For my 4th year degree project I made an artificial rain machine which induces corrosion on sample material in order to visualise precipitation (rain) chemistry data of major cities around the world. RUST. simulates precipitation chemistry by varying acidity, salinity and volume in accordance to meteorological data from the World Data Centre for Precipitation Chemistry. In doing so, RUST. challenges the conventional perception of place identity by expressing places through quantifiable geo-chemistry data as opposed to qualitative social-cultural values such as culture, heritage or history.

The rain machine is controlled through a geographical interface. Users can choose a city on the map by pressing one of twenty buttons, this controls the acidity, salinity and duration in accordance with the annual rainfall. The rain is cycled continuously to rust the steel houses throughout the duration of the cycle.

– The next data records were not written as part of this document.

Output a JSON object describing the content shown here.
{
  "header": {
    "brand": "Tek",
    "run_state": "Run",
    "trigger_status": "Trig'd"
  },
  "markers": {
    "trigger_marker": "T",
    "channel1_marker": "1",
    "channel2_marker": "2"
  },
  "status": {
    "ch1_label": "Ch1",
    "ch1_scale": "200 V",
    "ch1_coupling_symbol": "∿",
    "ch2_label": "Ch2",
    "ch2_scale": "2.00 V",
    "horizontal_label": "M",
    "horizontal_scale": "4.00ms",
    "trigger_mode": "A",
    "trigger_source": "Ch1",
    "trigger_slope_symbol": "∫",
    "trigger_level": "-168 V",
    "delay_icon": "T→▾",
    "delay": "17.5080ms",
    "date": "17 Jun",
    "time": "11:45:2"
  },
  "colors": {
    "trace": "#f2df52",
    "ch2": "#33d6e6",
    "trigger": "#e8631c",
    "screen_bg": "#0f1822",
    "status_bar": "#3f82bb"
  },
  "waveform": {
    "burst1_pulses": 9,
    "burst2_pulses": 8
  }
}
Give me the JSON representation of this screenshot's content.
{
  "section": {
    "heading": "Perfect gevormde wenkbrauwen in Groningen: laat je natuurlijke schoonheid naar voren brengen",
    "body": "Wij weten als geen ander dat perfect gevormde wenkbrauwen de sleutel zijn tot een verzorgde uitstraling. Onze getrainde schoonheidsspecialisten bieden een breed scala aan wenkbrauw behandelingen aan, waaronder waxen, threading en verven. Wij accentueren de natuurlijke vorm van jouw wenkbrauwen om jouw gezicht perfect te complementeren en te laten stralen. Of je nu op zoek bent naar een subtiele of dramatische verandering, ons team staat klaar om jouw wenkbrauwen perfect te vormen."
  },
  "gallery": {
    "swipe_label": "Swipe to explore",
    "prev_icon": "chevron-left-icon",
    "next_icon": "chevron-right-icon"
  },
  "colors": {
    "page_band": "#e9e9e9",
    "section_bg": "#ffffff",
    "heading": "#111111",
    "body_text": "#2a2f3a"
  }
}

This machine was designed and fabricated under 5 different subsystems: static (structural), dynamic (water), electronic, software and chemical. Moreover, there was a heavy visual focus on the aesthetic and theatrical element of the rain resulting in many clear components such as the main body and shower-head as well as the curved anodised aluminium chassis.